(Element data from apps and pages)
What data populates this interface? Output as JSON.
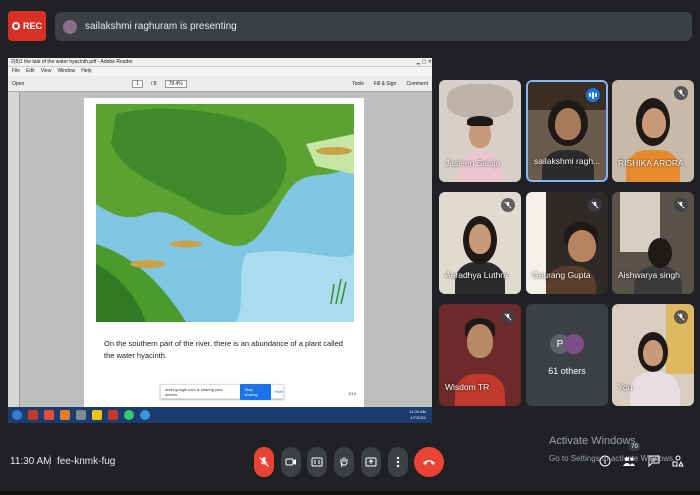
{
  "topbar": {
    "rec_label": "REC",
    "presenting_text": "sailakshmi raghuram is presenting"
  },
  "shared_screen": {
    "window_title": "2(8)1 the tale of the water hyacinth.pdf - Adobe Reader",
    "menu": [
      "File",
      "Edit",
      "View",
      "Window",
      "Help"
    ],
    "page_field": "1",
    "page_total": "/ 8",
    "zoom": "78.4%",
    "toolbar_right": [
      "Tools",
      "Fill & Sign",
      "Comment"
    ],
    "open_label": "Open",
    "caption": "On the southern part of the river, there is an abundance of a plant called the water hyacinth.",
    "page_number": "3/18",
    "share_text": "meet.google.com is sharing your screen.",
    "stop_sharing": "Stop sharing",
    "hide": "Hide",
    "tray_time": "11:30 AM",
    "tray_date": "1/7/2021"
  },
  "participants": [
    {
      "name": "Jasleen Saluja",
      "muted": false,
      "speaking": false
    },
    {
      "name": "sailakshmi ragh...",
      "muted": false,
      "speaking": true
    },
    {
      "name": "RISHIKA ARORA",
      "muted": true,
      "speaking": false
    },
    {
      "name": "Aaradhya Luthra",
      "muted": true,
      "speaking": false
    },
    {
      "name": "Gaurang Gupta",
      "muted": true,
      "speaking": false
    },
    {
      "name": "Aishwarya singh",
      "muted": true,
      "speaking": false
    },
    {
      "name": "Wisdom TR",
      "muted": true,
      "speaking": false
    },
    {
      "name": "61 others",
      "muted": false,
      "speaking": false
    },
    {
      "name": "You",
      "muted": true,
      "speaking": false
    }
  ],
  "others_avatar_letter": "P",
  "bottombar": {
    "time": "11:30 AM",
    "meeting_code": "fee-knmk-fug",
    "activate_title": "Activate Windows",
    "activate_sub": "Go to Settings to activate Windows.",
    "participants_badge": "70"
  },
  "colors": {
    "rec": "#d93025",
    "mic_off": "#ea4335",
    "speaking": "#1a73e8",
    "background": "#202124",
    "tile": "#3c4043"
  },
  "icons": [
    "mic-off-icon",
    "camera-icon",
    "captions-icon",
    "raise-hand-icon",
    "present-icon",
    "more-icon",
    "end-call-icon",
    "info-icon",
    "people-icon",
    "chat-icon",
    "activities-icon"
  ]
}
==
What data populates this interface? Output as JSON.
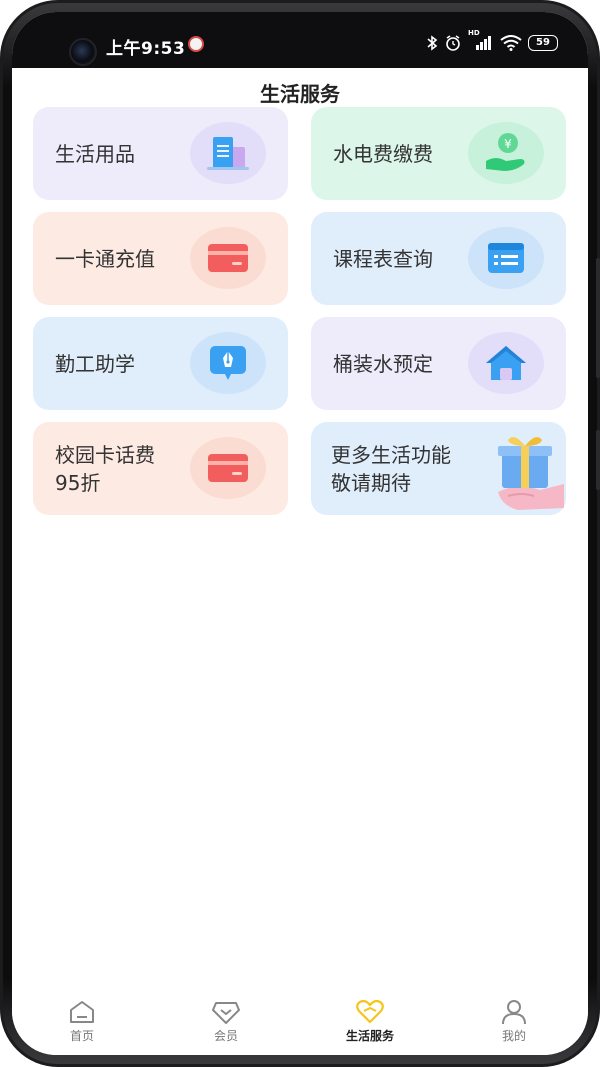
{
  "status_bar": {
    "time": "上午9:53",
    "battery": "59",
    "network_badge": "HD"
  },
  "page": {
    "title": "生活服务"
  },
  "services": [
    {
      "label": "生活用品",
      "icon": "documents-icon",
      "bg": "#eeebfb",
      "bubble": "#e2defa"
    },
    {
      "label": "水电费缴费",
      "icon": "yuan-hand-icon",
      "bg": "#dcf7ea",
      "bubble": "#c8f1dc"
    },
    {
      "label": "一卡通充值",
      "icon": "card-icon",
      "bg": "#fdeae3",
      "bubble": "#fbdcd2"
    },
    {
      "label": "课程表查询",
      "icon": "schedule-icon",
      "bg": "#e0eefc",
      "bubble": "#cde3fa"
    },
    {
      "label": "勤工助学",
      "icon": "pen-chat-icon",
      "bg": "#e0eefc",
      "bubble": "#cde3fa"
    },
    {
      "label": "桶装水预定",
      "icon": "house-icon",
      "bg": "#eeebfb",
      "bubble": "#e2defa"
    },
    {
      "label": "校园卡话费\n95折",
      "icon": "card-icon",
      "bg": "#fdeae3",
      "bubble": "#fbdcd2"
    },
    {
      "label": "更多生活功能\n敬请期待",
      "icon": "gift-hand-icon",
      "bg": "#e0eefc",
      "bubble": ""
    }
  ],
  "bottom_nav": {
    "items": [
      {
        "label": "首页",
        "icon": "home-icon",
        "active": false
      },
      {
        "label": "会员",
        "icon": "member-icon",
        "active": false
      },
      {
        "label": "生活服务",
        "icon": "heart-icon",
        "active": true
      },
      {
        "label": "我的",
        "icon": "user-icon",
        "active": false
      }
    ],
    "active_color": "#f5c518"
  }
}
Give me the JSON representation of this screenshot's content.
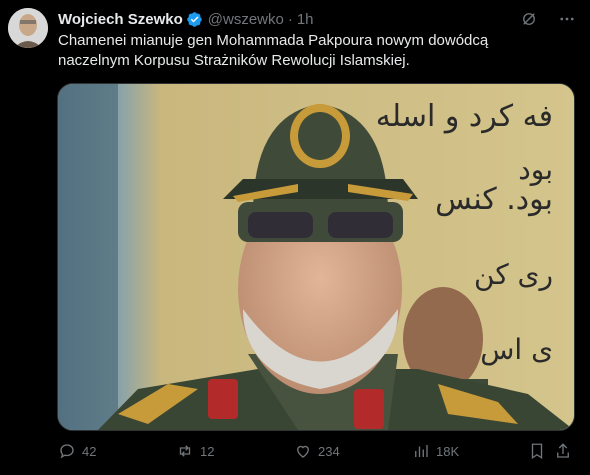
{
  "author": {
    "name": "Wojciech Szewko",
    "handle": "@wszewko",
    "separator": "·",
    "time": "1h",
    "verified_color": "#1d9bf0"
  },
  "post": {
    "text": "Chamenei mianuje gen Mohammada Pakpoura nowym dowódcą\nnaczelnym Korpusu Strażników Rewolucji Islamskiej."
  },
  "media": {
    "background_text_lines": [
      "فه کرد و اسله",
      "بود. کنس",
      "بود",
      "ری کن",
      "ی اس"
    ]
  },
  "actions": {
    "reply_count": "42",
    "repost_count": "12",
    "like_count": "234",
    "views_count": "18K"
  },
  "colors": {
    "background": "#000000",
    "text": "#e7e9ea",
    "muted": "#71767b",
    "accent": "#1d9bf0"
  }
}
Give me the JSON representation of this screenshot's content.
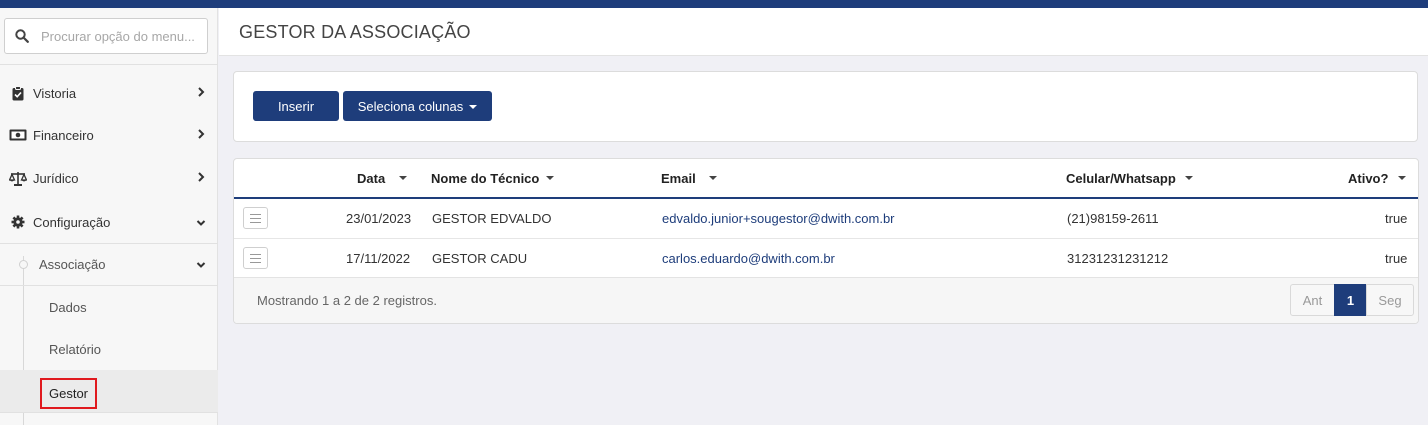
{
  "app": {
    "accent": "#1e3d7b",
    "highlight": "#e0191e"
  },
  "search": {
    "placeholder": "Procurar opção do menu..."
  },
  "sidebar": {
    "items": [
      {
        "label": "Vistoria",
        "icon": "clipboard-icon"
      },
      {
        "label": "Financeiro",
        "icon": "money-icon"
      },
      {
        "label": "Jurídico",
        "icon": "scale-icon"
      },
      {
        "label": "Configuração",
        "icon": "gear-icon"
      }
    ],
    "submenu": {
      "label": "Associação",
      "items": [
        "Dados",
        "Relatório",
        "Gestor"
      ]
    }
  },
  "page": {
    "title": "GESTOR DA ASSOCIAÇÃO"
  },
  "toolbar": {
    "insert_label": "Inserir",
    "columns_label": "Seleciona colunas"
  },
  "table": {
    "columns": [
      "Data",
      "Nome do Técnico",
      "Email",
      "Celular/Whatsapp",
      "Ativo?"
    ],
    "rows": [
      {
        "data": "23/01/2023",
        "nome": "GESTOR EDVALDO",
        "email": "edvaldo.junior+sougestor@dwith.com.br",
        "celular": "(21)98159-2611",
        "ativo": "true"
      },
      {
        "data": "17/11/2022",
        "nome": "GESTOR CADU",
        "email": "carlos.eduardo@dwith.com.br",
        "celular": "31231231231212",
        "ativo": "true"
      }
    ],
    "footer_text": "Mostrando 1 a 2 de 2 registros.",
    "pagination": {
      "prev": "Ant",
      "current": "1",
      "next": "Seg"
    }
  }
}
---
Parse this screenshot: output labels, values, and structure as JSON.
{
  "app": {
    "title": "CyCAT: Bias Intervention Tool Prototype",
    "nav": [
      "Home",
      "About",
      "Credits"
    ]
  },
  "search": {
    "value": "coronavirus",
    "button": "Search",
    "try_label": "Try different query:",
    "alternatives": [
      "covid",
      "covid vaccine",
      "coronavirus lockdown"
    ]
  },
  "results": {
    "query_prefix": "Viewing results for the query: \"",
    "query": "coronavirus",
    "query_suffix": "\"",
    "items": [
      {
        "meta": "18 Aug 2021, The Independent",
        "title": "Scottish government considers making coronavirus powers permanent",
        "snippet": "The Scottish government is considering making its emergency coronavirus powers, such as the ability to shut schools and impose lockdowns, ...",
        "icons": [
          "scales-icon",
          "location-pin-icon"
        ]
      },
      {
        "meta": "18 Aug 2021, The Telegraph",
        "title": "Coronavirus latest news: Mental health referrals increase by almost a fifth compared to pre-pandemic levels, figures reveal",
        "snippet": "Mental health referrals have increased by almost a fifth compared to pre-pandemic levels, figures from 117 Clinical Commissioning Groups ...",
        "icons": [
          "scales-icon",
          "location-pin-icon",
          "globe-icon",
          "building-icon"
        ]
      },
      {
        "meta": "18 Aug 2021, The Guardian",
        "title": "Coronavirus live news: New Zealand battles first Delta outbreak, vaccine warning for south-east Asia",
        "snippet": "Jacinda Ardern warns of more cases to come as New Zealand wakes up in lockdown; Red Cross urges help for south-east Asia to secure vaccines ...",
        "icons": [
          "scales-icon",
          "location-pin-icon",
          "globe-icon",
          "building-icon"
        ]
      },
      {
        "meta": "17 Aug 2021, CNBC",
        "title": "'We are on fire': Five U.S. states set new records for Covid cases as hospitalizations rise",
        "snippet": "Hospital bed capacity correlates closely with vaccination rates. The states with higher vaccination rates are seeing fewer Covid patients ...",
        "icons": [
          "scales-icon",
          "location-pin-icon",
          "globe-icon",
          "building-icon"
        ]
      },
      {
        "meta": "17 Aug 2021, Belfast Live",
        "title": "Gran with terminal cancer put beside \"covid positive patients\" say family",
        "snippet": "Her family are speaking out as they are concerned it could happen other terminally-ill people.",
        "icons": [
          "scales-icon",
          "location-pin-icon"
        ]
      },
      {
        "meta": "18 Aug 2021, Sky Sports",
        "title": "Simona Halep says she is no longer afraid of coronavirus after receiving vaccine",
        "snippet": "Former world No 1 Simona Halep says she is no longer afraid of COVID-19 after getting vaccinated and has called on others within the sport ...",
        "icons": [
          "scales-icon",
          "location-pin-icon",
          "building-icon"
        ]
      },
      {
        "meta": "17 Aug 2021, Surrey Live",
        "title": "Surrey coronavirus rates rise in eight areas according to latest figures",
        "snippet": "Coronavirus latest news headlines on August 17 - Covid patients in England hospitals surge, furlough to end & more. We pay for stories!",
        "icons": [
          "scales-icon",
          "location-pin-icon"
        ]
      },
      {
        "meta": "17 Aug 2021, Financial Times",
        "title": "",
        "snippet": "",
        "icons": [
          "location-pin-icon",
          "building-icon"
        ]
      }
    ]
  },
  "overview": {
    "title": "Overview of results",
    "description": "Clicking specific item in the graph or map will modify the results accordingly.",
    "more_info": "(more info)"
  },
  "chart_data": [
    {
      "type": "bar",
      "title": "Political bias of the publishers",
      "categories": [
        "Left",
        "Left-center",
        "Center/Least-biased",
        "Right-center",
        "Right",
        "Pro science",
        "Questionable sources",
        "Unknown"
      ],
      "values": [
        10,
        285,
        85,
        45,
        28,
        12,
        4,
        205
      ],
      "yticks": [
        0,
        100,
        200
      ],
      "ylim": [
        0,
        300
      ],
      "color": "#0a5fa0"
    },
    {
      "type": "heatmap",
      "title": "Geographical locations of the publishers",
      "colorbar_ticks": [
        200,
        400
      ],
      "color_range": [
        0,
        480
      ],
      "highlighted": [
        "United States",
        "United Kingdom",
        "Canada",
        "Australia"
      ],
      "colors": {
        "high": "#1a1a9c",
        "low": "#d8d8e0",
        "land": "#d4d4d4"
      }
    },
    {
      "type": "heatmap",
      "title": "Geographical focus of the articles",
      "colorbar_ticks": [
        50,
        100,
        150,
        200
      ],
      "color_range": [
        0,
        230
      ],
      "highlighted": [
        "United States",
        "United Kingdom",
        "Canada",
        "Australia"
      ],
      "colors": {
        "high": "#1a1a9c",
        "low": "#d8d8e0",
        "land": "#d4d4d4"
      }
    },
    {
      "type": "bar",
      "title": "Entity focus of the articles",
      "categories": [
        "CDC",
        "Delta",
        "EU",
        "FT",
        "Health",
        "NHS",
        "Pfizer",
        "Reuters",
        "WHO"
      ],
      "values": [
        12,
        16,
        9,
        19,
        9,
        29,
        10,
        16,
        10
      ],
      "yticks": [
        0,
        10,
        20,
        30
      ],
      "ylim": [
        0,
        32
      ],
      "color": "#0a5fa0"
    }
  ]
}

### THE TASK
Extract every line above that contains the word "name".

### WRITTEN SOLUTION
      "name": "Jasleen Saluja",
      "name": "sailakshmi ragh...",
      "name": "RISHIKA ARORA",
      "name": "Aaradhya Luthra",
      "name": "Gaurang Gupta",
      "name": "Aishwarya singh",
      "name": "Wisdom TR",
      "name": "61 others",
      "name": "You",
    "name": "Wojciech Szewko",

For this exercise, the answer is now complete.